Reach responds: LGBTIQ COMMUNITY

April 2019

Our work

Reach has been in operation for 25 years and has delivered workshops to thousands of young people every year since 1996. Reach delivers youth led workshops to young people across Australia in schools and the community. Our work is 100% designed by young people to enable others to discover their identity and make sense of experiences so they can build resilience and confidence in their capacity to reach their potential. In all these workshops we break down barriers and give young people tools and skills to understand themselves and others. Reach aims to provide a safe and positive environment for young people to explore their thoughts and feelings and build acceptance of difference for all participants.

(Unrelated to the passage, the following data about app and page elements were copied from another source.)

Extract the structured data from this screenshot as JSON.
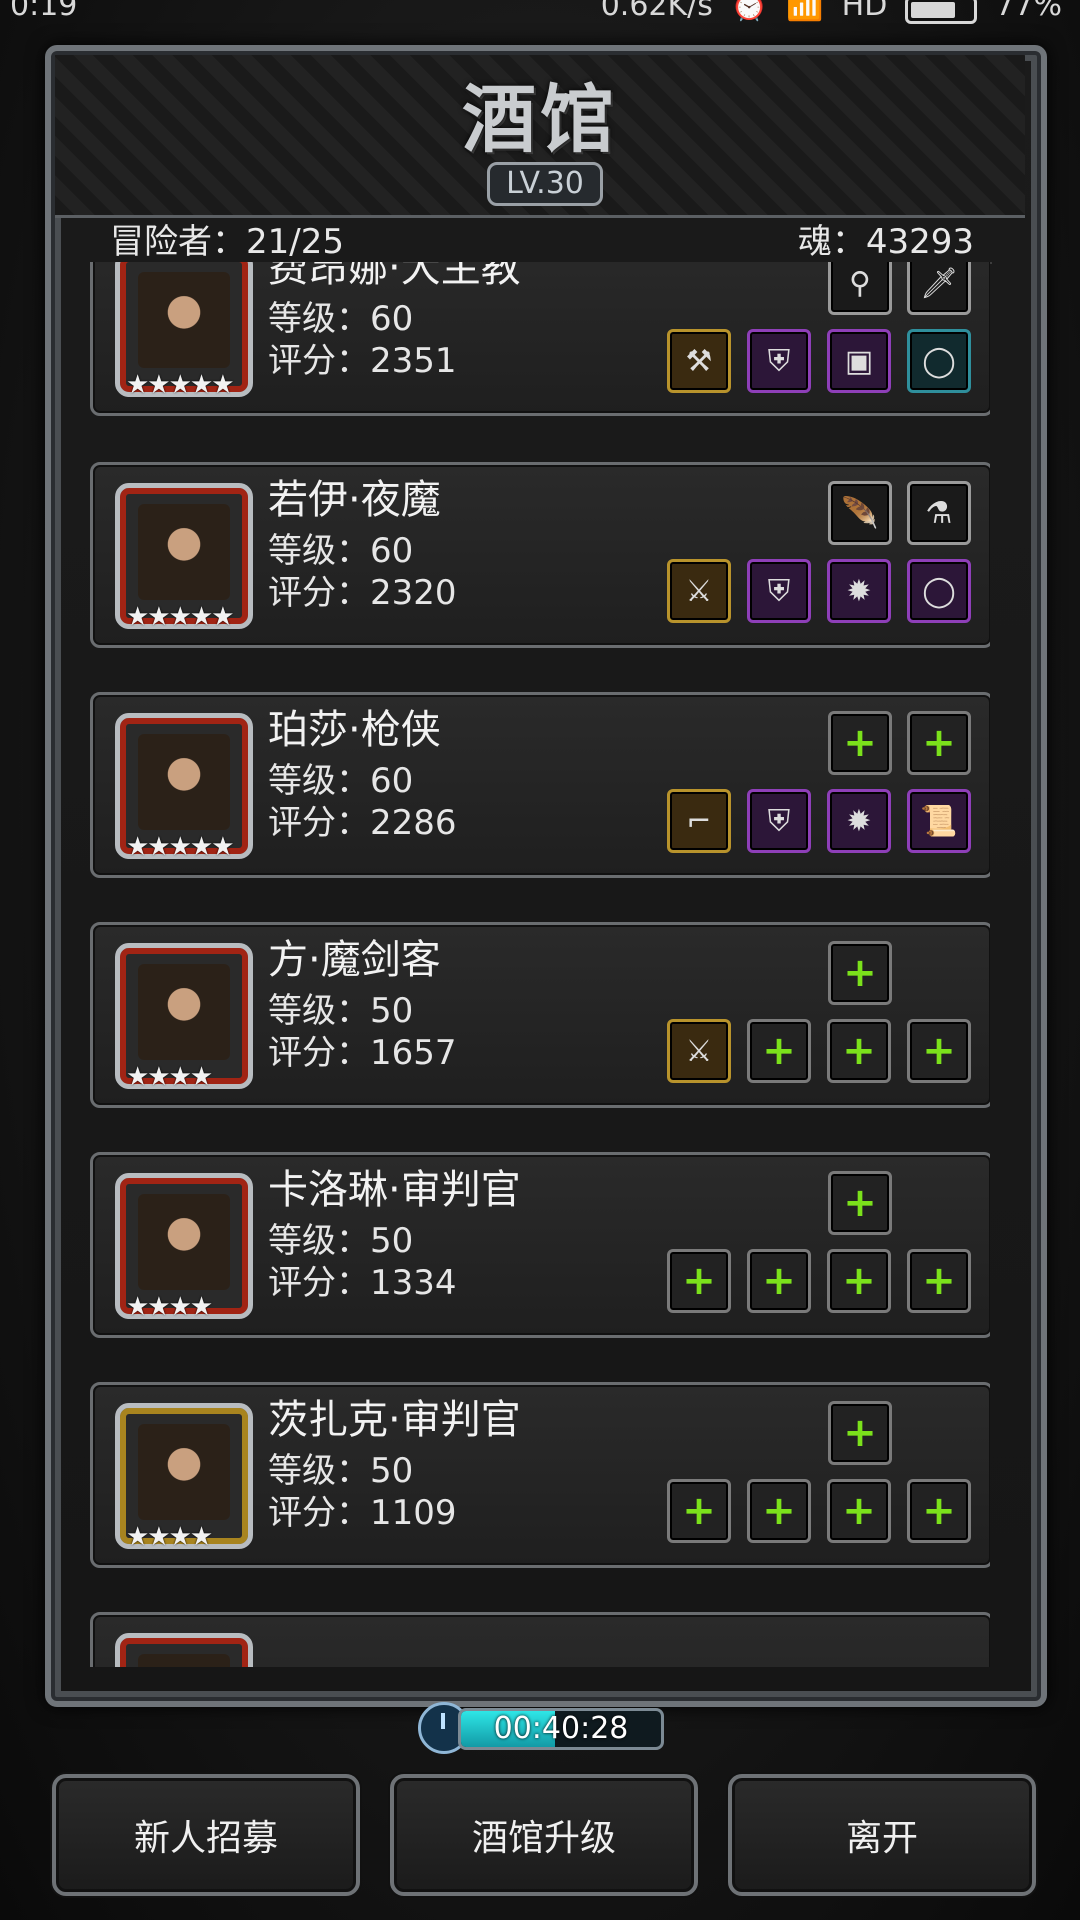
{
  "status_bar": {
    "time": "0:19",
    "network_speed": "0.62K/s",
    "hd": "HD",
    "battery": "77%"
  },
  "header": {
    "title": "酒馆",
    "level": "LV.30"
  },
  "info": {
    "adventurers": "冒险者：21/25",
    "soul": "魂：43293"
  },
  "cards": [
    {
      "name": "费昂娜·大主教",
      "level": "等级：60",
      "score": "评分：2351",
      "stars": "★★★★★",
      "accessories": [
        "necklace-icon",
        "dagger-icon"
      ],
      "equipment": [
        "axe-icon",
        "armor-icon",
        "barrel-icon",
        "ring-icon"
      ]
    },
    {
      "name": "若伊·夜魔",
      "level": "等级：60",
      "score": "评分：2320",
      "stars": "★★★★★",
      "accessories": [
        "feather-icon",
        "potion-icon"
      ],
      "equipment": [
        "sword-icon",
        "armor-icon",
        "amulet-icon",
        "ring-icon"
      ]
    },
    {
      "name": "珀莎·枪侠",
      "level": "等级：60",
      "score": "评分：2286",
      "stars": "★★★★★",
      "accessories": [
        "add-slot-icon",
        "add-slot-icon"
      ],
      "equipment": [
        "gun-icon",
        "armor-icon",
        "amulet-icon",
        "scroll-icon"
      ]
    },
    {
      "name": "方·魔剑客",
      "level": "等级：50",
      "score": "评分：1657",
      "stars": "★★★★",
      "accessories": [
        "add-slot-icon"
      ],
      "equipment": [
        "sword-icon",
        "add-slot-icon",
        "add-slot-icon",
        "add-slot-icon"
      ]
    },
    {
      "name": "卡洛琳·审判官",
      "level": "等级：50",
      "score": "评分：1334",
      "stars": "★★★★",
      "accessories": [
        "add-slot-icon"
      ],
      "equipment": [
        "add-slot-icon",
        "add-slot-icon",
        "add-slot-icon",
        "add-slot-icon"
      ]
    },
    {
      "name": "茨扎克·审判官",
      "level": "等级：50",
      "score": "评分：1109",
      "stars": "★★★★",
      "accessories": [
        "add-slot-icon"
      ],
      "equipment": [
        "add-slot-icon",
        "add-slot-icon",
        "add-slot-icon",
        "add-slot-icon"
      ]
    }
  ],
  "timer": {
    "text": "00:40:28",
    "fill_fraction": 0.47
  },
  "buttons": {
    "recruit": "新人招募",
    "upgrade": "酒馆升级",
    "leave": "离开"
  }
}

The issue

Young people who do not identify as heterosexual often experience prejudice, discrimination and are frequently marginalised or excluded from mainstream descriptors, opportunities and lack a sense of belonging. This continues to lead to serious consequences for their wellbeing, mental health, peer and family relationships and personal safety. In particular:

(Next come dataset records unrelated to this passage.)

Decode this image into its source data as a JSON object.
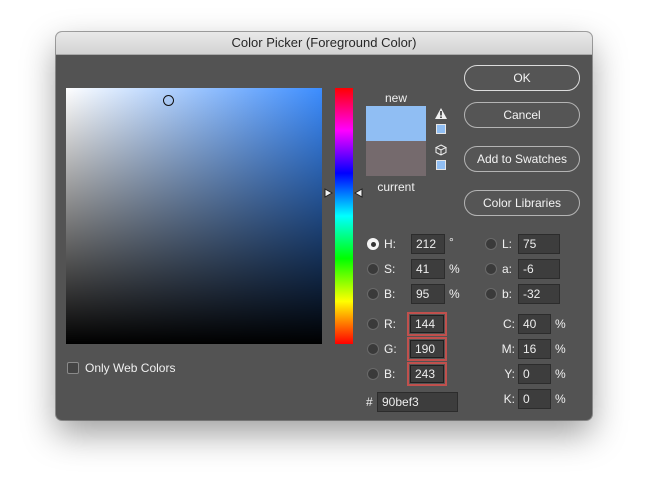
{
  "dialog": {
    "title": "Color Picker (Foreground Color)"
  },
  "swatches": {
    "new_label": "new",
    "current_label": "current",
    "new_color": "#90bef3",
    "current_color": "#756a6d",
    "warning_icon": "gamut-warning-icon",
    "cube_icon": "web-safe-cube-icon"
  },
  "buttons": {
    "ok": "OK",
    "cancel": "Cancel",
    "add_to_swatches": "Add to Swatches",
    "color_libraries": "Color Libraries"
  },
  "only_web_colors": {
    "label": "Only Web Colors",
    "checked": false
  },
  "hsb": {
    "h": {
      "label": "H:",
      "value": "212",
      "unit": "°",
      "selected": true
    },
    "s": {
      "label": "S:",
      "value": "41",
      "unit": "%",
      "selected": false
    },
    "b": {
      "label": "B:",
      "value": "95",
      "unit": "%",
      "selected": false
    }
  },
  "rgb": {
    "r": {
      "label": "R:",
      "value": "144",
      "selected": false
    },
    "g": {
      "label": "G:",
      "value": "190",
      "selected": false
    },
    "b": {
      "label": "B:",
      "value": "243",
      "selected": false
    }
  },
  "lab": {
    "l": {
      "label": "L:",
      "value": "75",
      "selected": false
    },
    "a": {
      "label": "a:",
      "value": "-6",
      "selected": false
    },
    "b": {
      "label": "b:",
      "value": "-32",
      "selected": false
    }
  },
  "cmyk": {
    "c": {
      "label": "C:",
      "value": "40",
      "unit": "%"
    },
    "m": {
      "label": "M:",
      "value": "16",
      "unit": "%"
    },
    "y": {
      "label": "Y:",
      "value": "0",
      "unit": "%"
    },
    "k": {
      "label": "K:",
      "value": "0",
      "unit": "%"
    }
  },
  "hex": {
    "label": "#",
    "value": "90bef3"
  },
  "colors": {
    "highlight": "#c0504d"
  }
}
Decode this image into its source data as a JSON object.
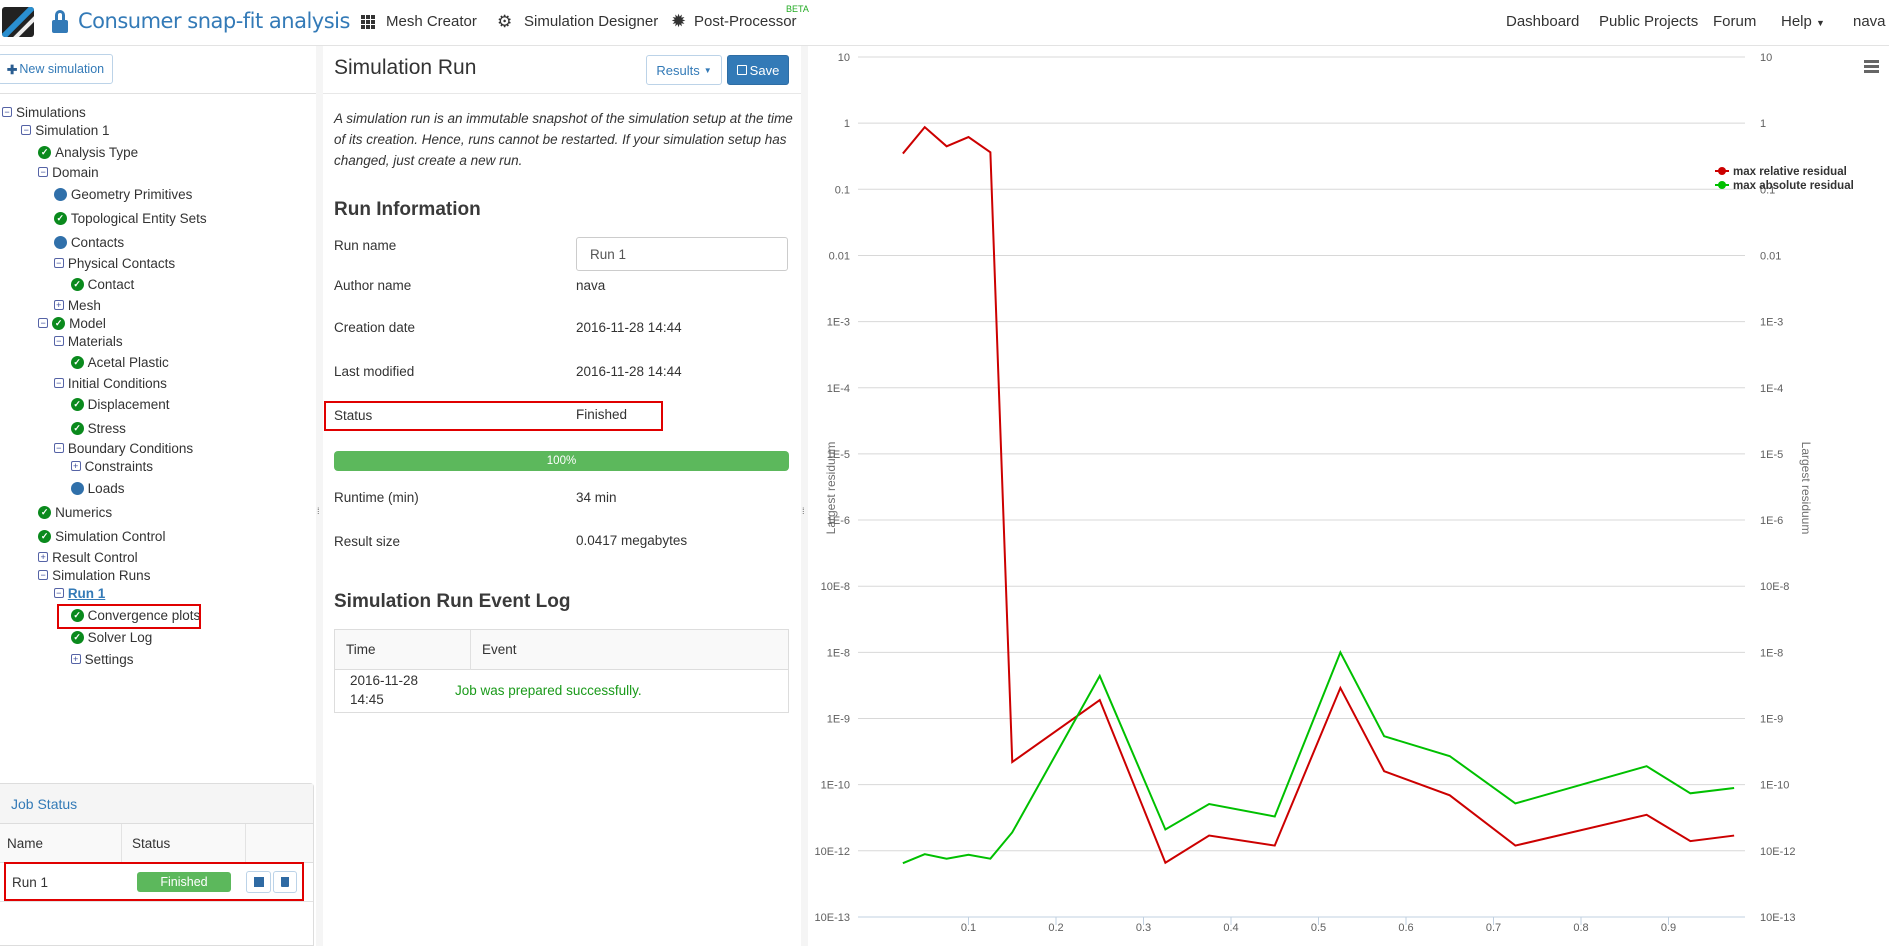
{
  "nav": {
    "title": "Consumer snap-fit analysis",
    "center": [
      {
        "label": "Mesh Creator",
        "icon": "grid-icon"
      },
      {
        "label": "Simulation Designer",
        "icon": "gears-icon"
      },
      {
        "label": "Post-Processor",
        "icon": "cog-icon",
        "badge": "BETA"
      }
    ],
    "right": [
      "Dashboard",
      "Public Projects",
      "Forum",
      "Help",
      "nava"
    ]
  },
  "sidebar": {
    "new_simulation": "New simulation",
    "tree": [
      {
        "label": "Simulations",
        "state": "minus"
      },
      {
        "label": "Simulation 1",
        "state": "minus"
      },
      {
        "label": "Analysis Type",
        "state": "check"
      },
      {
        "label": "Domain",
        "state": "minus"
      },
      {
        "label": "Geometry Primitives",
        "state": "dot"
      },
      {
        "label": "Topological Entity Sets",
        "state": "check"
      },
      {
        "label": "Contacts",
        "state": "dot"
      },
      {
        "label": "Physical Contacts",
        "state": "minus"
      },
      {
        "label": "Contact",
        "state": "check"
      },
      {
        "label": "Mesh",
        "state": "plus"
      },
      {
        "label": "Model",
        "state": "minus-check"
      },
      {
        "label": "Materials",
        "state": "minus"
      },
      {
        "label": "Acetal Plastic",
        "state": "check"
      },
      {
        "label": "Initial Conditions",
        "state": "minus"
      },
      {
        "label": "Displacement",
        "state": "check"
      },
      {
        "label": "Stress",
        "state": "check"
      },
      {
        "label": "Boundary Conditions",
        "state": "minus"
      },
      {
        "label": "Constraints",
        "state": "plus"
      },
      {
        "label": "Loads",
        "state": "dot"
      },
      {
        "label": "Numerics",
        "state": "check"
      },
      {
        "label": "Simulation Control",
        "state": "check"
      },
      {
        "label": "Result Control",
        "state": "plus"
      },
      {
        "label": "Simulation Runs",
        "state": "minus"
      },
      {
        "label": "Run 1",
        "state": "minus"
      },
      {
        "label": "Convergence plots",
        "state": "check"
      },
      {
        "label": "Solver Log",
        "state": "check"
      },
      {
        "label": "Settings",
        "state": "plus"
      }
    ],
    "job_status": {
      "title": "Job Status",
      "columns": [
        "Name",
        "Status",
        ""
      ],
      "rows": [
        {
          "name": "Run 1",
          "status": "Finished"
        }
      ]
    }
  },
  "run": {
    "title": "Simulation Run",
    "results_label": "Results",
    "save_label": "Save",
    "description": "A simulation run is an immutable snapshot of the simulation setup at the time of its creation. Hence, runs cannot be restarted. If your simulation setup has changed, just create a new run.",
    "info_heading": "Run Information",
    "run_name_label": "Run name",
    "run_name_value": "Run 1",
    "author_label": "Author name",
    "author_value": "nava",
    "created_label": "Creation date",
    "created_value": "2016-11-28 14:44",
    "modified_label": "Last modified",
    "modified_value": "2016-11-28 14:44",
    "status_label": "Status",
    "status_value": "Finished",
    "progress": 100,
    "progress_label": "100%",
    "runtime_label": "Runtime (min)",
    "runtime_value": "34 min",
    "size_label": "Result size",
    "size_value": "0.0417 megabytes",
    "log_heading": "Simulation Run Event Log",
    "log_columns": [
      "Time",
      "Event"
    ],
    "log_rows": [
      {
        "time_date": "2016-11-28",
        "time_clock": "14:45",
        "event": "Job was prepared successfully."
      }
    ]
  },
  "chart_data": {
    "type": "line",
    "yscale": "log",
    "ylabel": "Largest residuum",
    "ylabel_right": "Largest residuum",
    "ylim": [
      1e-12,
      10
    ],
    "xlim": [
      0.02,
      0.98
    ],
    "xticks": [
      "0.1",
      "0.2",
      "0.3",
      "0.4",
      "0.5",
      "0.6",
      "0.7",
      "0.8",
      "0.9"
    ],
    "yticks": [
      "10",
      "1",
      "0.1",
      "0.01",
      "1E-3",
      "1E-4",
      "1E-5",
      "1E-6",
      "10E-8",
      "1E-8",
      "1E-9",
      "1E-10",
      "10E-12",
      "10E-13"
    ],
    "grid": true,
    "legend": "right",
    "x": [
      0.025,
      0.05,
      0.075,
      0.1,
      0.125,
      0.15,
      0.25,
      0.325,
      0.375,
      0.45,
      0.525,
      0.575,
      0.65,
      0.725,
      0.875,
      0.925,
      0.975
    ],
    "series": [
      {
        "name": "max relative residual",
        "color": "#cc0000",
        "values": [
          0.347,
          0.87,
          0.447,
          0.617,
          0.363,
          2.2e-10,
          1.9e-09,
          6.6e-12,
          1.7e-11,
          1.2e-11,
          2.9e-09,
          1.6e-10,
          6.9e-11,
          1.2e-11,
          3.5e-11,
          1.4e-11,
          1.7e-11
        ]
      },
      {
        "name": "max absolute residual",
        "color": "#00c000",
        "values": [
          6.5e-12,
          8.9e-12,
          7.6e-12,
          8.7e-12,
          7.6e-12,
          1.9e-11,
          4.4e-09,
          2.1e-11,
          5.1e-11,
          3.3e-11,
          1e-08,
          5.4e-10,
          2.7e-10,
          5.2e-11,
          1.9e-10,
          7.4e-11,
          8.9e-11
        ]
      }
    ]
  }
}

  • A large number of LGBTI people hide their sexuality or gender identity when accessing services (34 per cent), at social and community events (42 per cent) and at work (39 per cent).[1] Young people aged 16 to 24 years are most likely to hide their sexuality or gender identity.[2]
  • LGBTI young people report experiencing verbal homophobic abuse (61 per cent), physical homophobic abuse (18 per cent) and other types of homophobia (9 per cent), including cyberbullying, graffiti, social exclusion and humiliation.[3]
  • 80 per cent of homophobic bullying involving LGBTI young people occurs at school and has a profound impact on their well-being and education.[4]
  • Gay, lesbian, bisexual and transgender people are three times more likely to experience depression compared to the broader population.[5]
  • Around 61 per cent of same-sex attracted and gender-questioning young people said they experienced verbal abuse because of their sexuality, while 18 per cent reported experiencing physical abuse. Young men (70 per cent) and gender-questioning young people (66 per cent) were more likely than young women (53 per cent) to experience verbal abuse.[13]

Our position

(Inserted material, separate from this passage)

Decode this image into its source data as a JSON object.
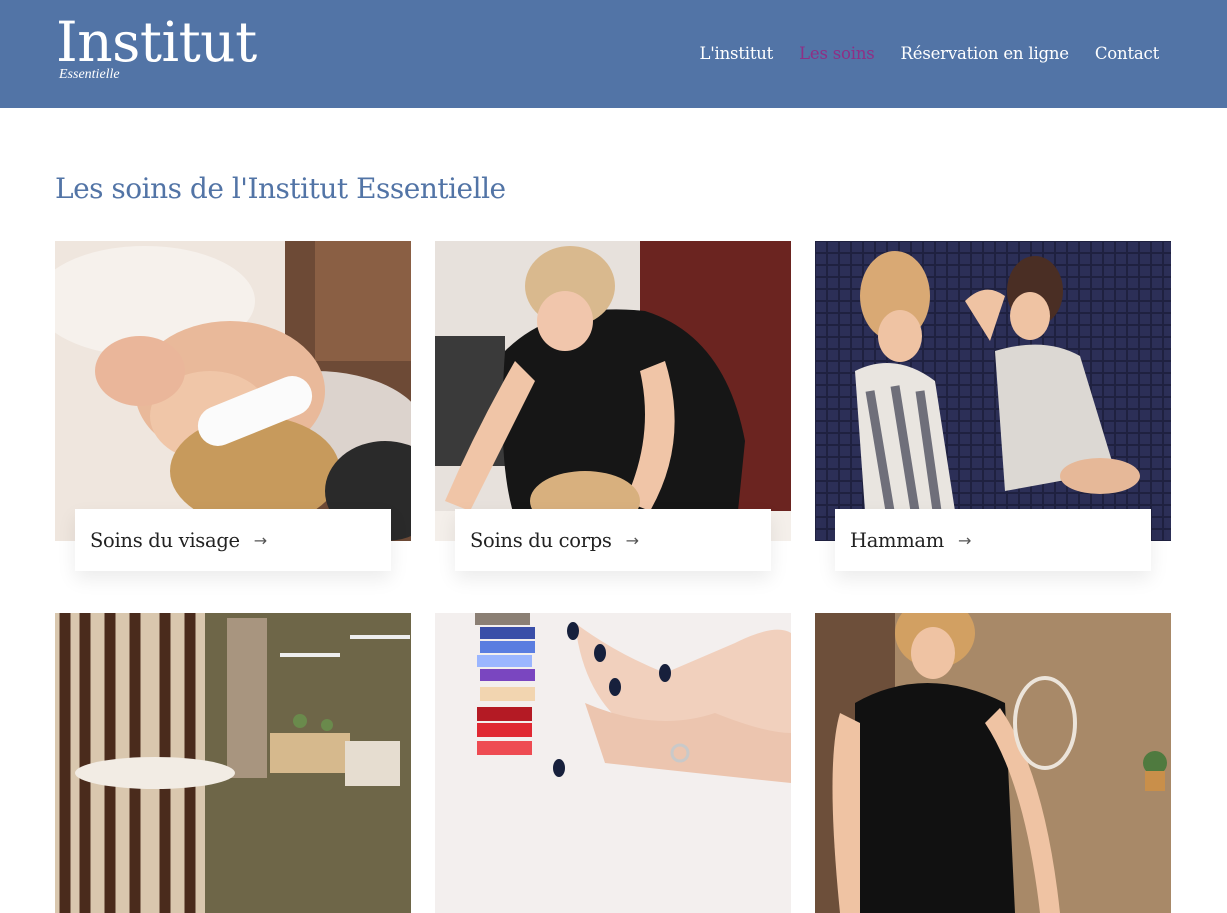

Equality and freedom from discrimination are fundamental human rights that belong to all people, regardless of sexual orientation, gender identity or because they are intersex. We strive to ensure that young people can safely explore their sexuality and gender identity should they choose to in Reach workshops at school and in the community. We will actively promote inclusion and acceptance of those who identify as LGBTIQ.

We will not support or align Reach with organisations or individuals who foster discrimination against people who identify as LGBTIQ.